Journalist Michael Pollan, who appears in both movies, challenged President Obama to recognize the value of farmland to our national security, ‘in the same way we came to recognize the supreme ecological value of wetlands’ in an article he wrote titled, “Farmer in Chief” (The New York Times, October 9, 2008). Citing an AFT statistic that farmland is being developed at a rate of 2,880 acres per day, he noted that nations that lose their ability to feed themselves are gravely compromised… for there are no alternatives to food.
According to new data released in the Census of Agriculture, most of the food we eat is grown on farmland in America’s most metropolitan counties: 91 percent of fruit and nuts, 78 percent of vegetables, 67 percent of dairy and 54 percent of poultry and eggs – and this is the farmland most threatened by development and conversion to non-farm uses. As AFT found in assessing the ability of the city of San Francisco to feed itself from within a 100-mile foodshed, the threat to farmland was huge even in the nation’s most productive agricultural region. At the same time, even at the birthplace of the term “Locavore”, it was impossible to determine how much locally-grown food is consumed in San Francisco, or indeed how much of what is consumed is in fact produced by local farms and ranches.
“Food,Inc.,and Fresh are likely to amplify consumer demand for new kinds of food systems. While food that is identified as local, including food that is organically or ‘sustainably’ produced, remains a small fraction of the food supply, this sector is growing rapidly,” says Freedgood. According to the 2007 Census of Agriculture released in February, direct to consumer sales of local food increased 49 percent from 2002 to more than $1.2 billion, and 20,000 farms reported organic production.
Saving farmland, supporting local farms and improving connections with farmers is essential if consumers want more sustainable local food. Both Food, Inc., and Fresh encourage consumers to “vote with your fork.” One of the best ways to do this is to buy directly from farmers at farmers markets. To encourage this interaction, AFT launched America’s Favorite Farmers Markets contest this summer, which gives consumers an opportunity to show support for farmers markets across the United States. Votes can be cast at www.farmland.org/vote .

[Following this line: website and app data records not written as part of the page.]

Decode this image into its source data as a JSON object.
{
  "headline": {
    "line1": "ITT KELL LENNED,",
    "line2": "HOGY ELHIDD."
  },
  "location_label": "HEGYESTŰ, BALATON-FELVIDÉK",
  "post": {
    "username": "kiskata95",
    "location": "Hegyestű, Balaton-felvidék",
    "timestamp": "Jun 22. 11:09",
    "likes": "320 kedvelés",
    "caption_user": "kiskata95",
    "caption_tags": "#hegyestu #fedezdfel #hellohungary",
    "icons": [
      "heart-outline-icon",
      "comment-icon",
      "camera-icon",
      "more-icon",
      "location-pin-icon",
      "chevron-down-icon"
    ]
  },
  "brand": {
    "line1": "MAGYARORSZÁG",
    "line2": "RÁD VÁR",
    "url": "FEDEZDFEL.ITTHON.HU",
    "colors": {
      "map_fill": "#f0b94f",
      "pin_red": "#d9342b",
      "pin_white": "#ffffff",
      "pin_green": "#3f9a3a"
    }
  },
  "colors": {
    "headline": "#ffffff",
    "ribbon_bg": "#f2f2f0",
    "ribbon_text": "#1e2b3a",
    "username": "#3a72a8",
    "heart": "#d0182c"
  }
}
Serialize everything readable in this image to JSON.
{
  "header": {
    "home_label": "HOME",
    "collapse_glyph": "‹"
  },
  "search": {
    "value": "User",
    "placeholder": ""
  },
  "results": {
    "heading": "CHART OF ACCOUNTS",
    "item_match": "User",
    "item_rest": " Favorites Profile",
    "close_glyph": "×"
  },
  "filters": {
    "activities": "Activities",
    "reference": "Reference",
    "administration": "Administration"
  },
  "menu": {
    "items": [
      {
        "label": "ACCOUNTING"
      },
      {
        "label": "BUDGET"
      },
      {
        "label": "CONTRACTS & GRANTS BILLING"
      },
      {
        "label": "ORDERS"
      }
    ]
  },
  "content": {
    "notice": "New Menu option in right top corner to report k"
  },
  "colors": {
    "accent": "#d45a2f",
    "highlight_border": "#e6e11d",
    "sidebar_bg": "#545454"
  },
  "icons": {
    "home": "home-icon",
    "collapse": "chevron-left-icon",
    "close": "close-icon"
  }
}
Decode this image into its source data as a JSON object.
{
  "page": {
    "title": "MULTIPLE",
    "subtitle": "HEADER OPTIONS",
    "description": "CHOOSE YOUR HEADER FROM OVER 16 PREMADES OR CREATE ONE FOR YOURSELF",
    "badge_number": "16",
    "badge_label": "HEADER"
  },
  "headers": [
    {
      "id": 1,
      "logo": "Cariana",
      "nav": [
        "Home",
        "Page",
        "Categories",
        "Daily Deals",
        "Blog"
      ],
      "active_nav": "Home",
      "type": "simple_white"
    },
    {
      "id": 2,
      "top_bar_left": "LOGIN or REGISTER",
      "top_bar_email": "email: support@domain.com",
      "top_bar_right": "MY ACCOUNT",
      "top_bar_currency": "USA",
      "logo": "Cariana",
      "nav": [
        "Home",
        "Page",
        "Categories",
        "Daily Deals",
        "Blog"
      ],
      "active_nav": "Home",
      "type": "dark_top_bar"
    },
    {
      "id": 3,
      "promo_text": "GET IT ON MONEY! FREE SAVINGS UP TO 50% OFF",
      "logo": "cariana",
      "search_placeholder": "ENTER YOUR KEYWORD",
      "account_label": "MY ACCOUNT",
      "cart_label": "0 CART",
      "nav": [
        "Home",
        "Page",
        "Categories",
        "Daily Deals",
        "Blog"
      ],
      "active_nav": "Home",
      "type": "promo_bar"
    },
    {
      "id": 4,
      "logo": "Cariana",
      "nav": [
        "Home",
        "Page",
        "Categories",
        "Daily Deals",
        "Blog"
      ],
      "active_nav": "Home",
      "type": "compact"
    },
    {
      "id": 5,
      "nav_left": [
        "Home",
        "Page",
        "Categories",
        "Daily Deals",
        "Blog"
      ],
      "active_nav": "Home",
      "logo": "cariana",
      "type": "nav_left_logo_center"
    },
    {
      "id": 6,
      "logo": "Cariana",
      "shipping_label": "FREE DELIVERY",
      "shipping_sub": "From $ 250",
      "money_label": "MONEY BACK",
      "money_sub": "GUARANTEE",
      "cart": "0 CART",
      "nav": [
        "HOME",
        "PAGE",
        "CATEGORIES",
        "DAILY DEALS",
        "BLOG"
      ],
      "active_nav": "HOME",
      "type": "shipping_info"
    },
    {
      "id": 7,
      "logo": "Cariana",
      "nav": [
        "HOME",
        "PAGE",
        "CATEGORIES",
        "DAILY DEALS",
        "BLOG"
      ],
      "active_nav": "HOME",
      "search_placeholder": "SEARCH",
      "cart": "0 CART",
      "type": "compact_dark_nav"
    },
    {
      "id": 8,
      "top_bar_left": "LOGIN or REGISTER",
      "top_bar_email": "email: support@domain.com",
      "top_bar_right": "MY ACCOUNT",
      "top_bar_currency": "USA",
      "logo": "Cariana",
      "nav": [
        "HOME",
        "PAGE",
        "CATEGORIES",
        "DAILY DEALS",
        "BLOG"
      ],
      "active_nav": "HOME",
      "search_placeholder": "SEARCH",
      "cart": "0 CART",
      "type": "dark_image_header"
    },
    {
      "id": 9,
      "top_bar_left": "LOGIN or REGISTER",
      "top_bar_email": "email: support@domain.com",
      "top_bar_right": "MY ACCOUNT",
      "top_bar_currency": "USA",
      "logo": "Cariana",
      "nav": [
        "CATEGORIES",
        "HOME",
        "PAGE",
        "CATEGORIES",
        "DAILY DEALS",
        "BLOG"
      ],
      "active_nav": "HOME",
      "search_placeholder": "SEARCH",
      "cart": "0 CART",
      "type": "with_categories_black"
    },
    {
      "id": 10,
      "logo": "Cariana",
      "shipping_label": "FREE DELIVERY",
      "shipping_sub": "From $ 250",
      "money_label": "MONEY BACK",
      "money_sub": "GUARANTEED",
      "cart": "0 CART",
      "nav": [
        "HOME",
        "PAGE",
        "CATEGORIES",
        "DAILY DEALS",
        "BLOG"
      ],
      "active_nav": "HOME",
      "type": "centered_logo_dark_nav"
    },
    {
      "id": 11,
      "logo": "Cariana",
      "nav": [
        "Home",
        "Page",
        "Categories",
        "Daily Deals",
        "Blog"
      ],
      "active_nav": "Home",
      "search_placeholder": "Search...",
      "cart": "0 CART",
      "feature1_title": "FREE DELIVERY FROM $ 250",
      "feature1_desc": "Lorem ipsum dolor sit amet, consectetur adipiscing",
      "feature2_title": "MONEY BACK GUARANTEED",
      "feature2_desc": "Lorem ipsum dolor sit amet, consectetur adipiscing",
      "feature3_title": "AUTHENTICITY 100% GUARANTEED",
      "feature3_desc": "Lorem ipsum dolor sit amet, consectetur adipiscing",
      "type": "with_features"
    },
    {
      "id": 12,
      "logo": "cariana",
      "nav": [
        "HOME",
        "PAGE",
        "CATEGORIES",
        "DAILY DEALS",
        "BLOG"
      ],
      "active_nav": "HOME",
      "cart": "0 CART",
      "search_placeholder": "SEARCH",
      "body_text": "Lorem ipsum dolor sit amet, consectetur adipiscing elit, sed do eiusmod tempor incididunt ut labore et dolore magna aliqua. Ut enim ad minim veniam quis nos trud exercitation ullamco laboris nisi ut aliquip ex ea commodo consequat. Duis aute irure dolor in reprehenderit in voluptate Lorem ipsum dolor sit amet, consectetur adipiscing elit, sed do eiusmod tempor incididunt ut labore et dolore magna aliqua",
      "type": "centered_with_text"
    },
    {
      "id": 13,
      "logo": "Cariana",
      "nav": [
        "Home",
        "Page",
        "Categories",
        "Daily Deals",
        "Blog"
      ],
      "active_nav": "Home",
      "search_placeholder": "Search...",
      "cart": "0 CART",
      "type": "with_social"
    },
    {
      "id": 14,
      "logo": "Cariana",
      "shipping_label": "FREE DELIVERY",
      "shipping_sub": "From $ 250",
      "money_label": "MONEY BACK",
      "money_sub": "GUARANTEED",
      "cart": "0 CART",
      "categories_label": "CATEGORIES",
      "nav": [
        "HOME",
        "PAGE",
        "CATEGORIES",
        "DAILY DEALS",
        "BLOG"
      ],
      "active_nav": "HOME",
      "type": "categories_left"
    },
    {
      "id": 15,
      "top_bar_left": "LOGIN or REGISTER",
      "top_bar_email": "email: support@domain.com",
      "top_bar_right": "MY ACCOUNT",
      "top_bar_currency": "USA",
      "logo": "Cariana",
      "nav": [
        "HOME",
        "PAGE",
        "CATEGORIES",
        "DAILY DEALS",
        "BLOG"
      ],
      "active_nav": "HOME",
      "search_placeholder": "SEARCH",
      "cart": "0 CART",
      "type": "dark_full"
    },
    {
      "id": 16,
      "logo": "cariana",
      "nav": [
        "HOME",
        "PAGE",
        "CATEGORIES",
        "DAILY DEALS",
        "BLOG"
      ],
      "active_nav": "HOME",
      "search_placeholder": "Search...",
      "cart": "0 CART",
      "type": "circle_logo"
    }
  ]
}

“From food, nutrition and public health to economic development, energy demand and climate change, all depend on protecting farmland and ensuring a sustainable food and farming system. Food, Inc., and Fresh set the stage for important public discourse on agriculture and food. Freedgood concludes, “It is time to elevate these issues to their rightful place on our national agenda, expand opportunities for farmers to respond to consumer demand, and fully understand the importance of American farmland.”